-- Data under study follows --

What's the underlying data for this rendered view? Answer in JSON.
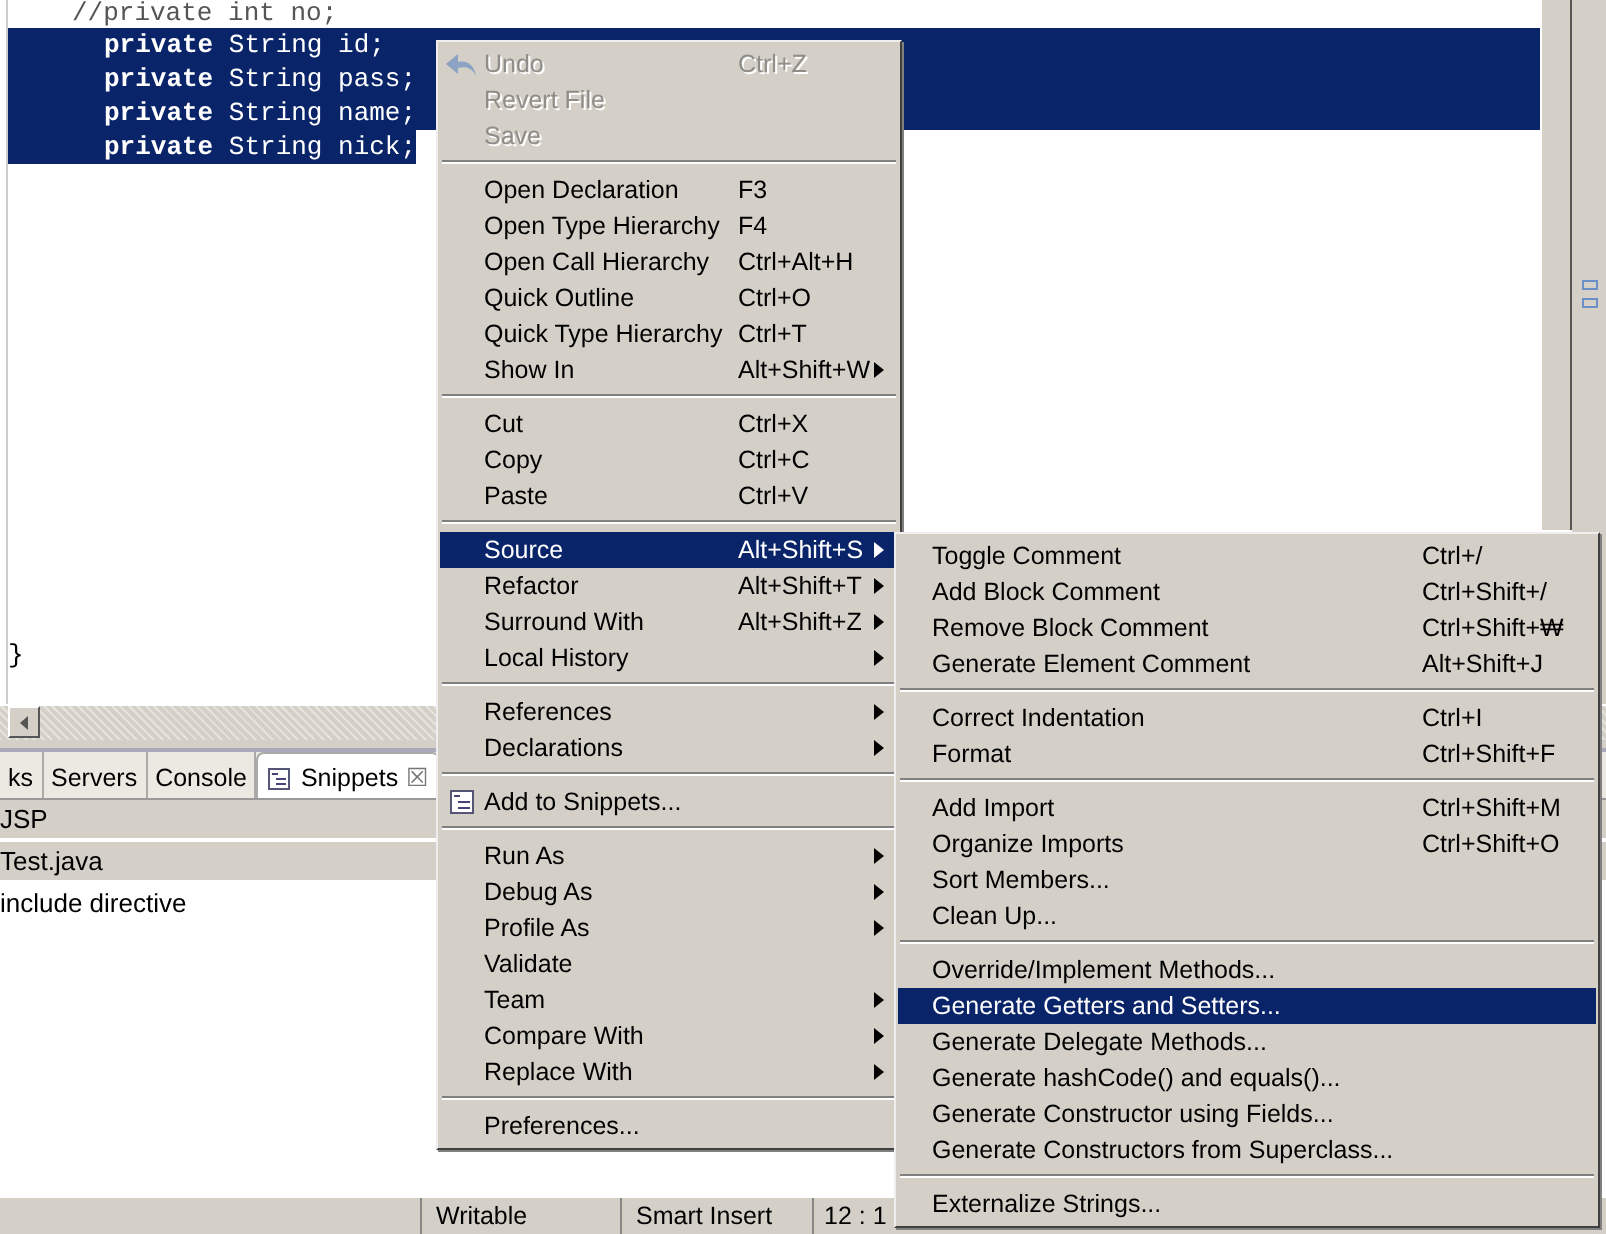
{
  "editor": {
    "lines": [
      {
        "kind": "comment",
        "text": "//private int no;",
        "selected": false
      },
      {
        "kind": "code",
        "text": "**private** String id;",
        "selected": true
      },
      {
        "kind": "code",
        "text": "**private** String pass;",
        "selected": true
      },
      {
        "kind": "code",
        "text": "**private** String name;",
        "selected": true
      },
      {
        "kind": "code",
        "text": "**private** String nick;",
        "selected": true
      },
      {
        "kind": "brace",
        "text": "}",
        "selected": false
      }
    ]
  },
  "bottom_panel": {
    "tabs": [
      {
        "label": "ks",
        "selected": false
      },
      {
        "label": "Servers",
        "selected": false
      },
      {
        "label": "Console",
        "selected": false
      },
      {
        "label": "Snippets",
        "selected": true,
        "close": "☒"
      }
    ],
    "snippets": [
      {
        "kind": "category",
        "label": "JSP"
      },
      {
        "kind": "category",
        "label": "Test.java"
      },
      {
        "kind": "item",
        "label": "include directive"
      }
    ]
  },
  "status_bar": [
    "Writable",
    "Smart Insert",
    "12 : 1"
  ],
  "context_menu": {
    "groups": [
      {
        "items": [
          {
            "label": "Undo",
            "shortcut": "Ctrl+Z",
            "disabled": true,
            "selected": false,
            "submenu": false
          },
          {
            "label": "Revert File",
            "disabled": true,
            "selected": false,
            "submenu": false
          },
          {
            "label": "Save",
            "disabled": true,
            "selected": false,
            "submenu": false
          }
        ]
      },
      {
        "items": [
          {
            "label": "Open Declaration",
            "shortcut": "F3",
            "disabled": false,
            "selected": false,
            "submenu": false
          },
          {
            "label": "Open Type Hierarchy",
            "shortcut": "F4",
            "disabled": false,
            "selected": false,
            "submenu": false
          },
          {
            "label": "Open Call Hierarchy",
            "shortcut": "Ctrl+Alt+H",
            "disabled": false,
            "selected": false,
            "submenu": false
          },
          {
            "label": "Quick Outline",
            "shortcut": "Ctrl+O",
            "disabled": false,
            "selected": false,
            "submenu": false
          },
          {
            "label": "Quick Type Hierarchy",
            "shortcut": "Ctrl+T",
            "disabled": false,
            "selected": false,
            "submenu": false
          },
          {
            "label": "Show In",
            "shortcut": "Alt+Shift+W",
            "disabled": false,
            "selected": false,
            "submenu": true
          }
        ]
      },
      {
        "items": [
          {
            "label": "Cut",
            "shortcut": "Ctrl+X",
            "disabled": false,
            "selected": false,
            "submenu": false
          },
          {
            "label": "Copy",
            "shortcut": "Ctrl+C",
            "disabled": false,
            "selected": false,
            "submenu": false
          },
          {
            "label": "Paste",
            "shortcut": "Ctrl+V",
            "disabled": false,
            "selected": false,
            "submenu": false
          }
        ]
      },
      {
        "items": [
          {
            "label": "Source",
            "shortcut": "Alt+Shift+S",
            "disabled": false,
            "selected": true,
            "submenu": true
          },
          {
            "label": "Refactor",
            "shortcut": "Alt+Shift+T",
            "disabled": false,
            "selected": false,
            "submenu": true
          },
          {
            "label": "Surround With",
            "shortcut": "Alt+Shift+Z",
            "disabled": false,
            "selected": false,
            "submenu": true
          },
          {
            "label": "Local History",
            "disabled": false,
            "selected": false,
            "submenu": true
          }
        ]
      },
      {
        "items": [
          {
            "label": "References",
            "disabled": false,
            "selected": false,
            "submenu": true
          },
          {
            "label": "Declarations",
            "disabled": false,
            "selected": false,
            "submenu": true
          }
        ]
      },
      {
        "items": [
          {
            "label": "Add to Snippets...",
            "disabled": false,
            "selected": false,
            "submenu": false
          }
        ]
      },
      {
        "items": [
          {
            "label": "Run As",
            "disabled": false,
            "selected": false,
            "submenu": true
          },
          {
            "label": "Debug As",
            "disabled": false,
            "selected": false,
            "submenu": true
          },
          {
            "label": "Profile As",
            "disabled": false,
            "selected": false,
            "submenu": true
          },
          {
            "label": "Validate",
            "disabled": false,
            "selected": false,
            "submenu": false
          },
          {
            "label": "Team",
            "disabled": false,
            "selected": false,
            "submenu": true
          },
          {
            "label": "Compare With",
            "disabled": false,
            "selected": false,
            "submenu": true
          },
          {
            "label": "Replace With",
            "disabled": false,
            "selected": false,
            "submenu": true
          }
        ]
      },
      {
        "items": [
          {
            "label": "Preferences...",
            "disabled": false,
            "selected": false,
            "submenu": false
          }
        ]
      }
    ]
  },
  "source_submenu": {
    "groups": [
      {
        "items": [
          {
            "label": "Toggle Comment",
            "shortcut": "Ctrl+/",
            "selected": false
          },
          {
            "label": "Add Block Comment",
            "shortcut": "Ctrl+Shift+/",
            "selected": false
          },
          {
            "label": "Remove Block Comment",
            "shortcut": "Ctrl+Shift+₩",
            "selected": false
          },
          {
            "label": "Generate Element Comment",
            "shortcut": "Alt+Shift+J",
            "selected": false
          }
        ]
      },
      {
        "items": [
          {
            "label": "Correct Indentation",
            "shortcut": "Ctrl+I",
            "selected": false
          },
          {
            "label": "Format",
            "shortcut": "Ctrl+Shift+F",
            "selected": false
          }
        ]
      },
      {
        "items": [
          {
            "label": "Add Import",
            "shortcut": "Ctrl+Shift+M",
            "selected": false
          },
          {
            "label": "Organize Imports",
            "shortcut": "Ctrl+Shift+O",
            "selected": false
          },
          {
            "label": "Sort Members...",
            "selected": false
          },
          {
            "label": "Clean Up...",
            "selected": false
          }
        ]
      },
      {
        "items": [
          {
            "label": "Override/Implement Methods...",
            "selected": false
          },
          {
            "label": "Generate Getters and Setters...",
            "selected": true
          },
          {
            "label": "Generate Delegate Methods...",
            "selected": false
          },
          {
            "label": "Generate hashCode() and equals()...",
            "selected": false
          },
          {
            "label": "Generate Constructor using Fields...",
            "selected": false
          },
          {
            "label": "Generate Constructors from Superclass...",
            "selected": false
          }
        ]
      },
      {
        "items": [
          {
            "label": "Externalize Strings...",
            "selected": false
          }
        ]
      }
    ]
  }
}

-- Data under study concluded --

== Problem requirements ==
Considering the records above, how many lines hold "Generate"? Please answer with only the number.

== Expected answer ==
6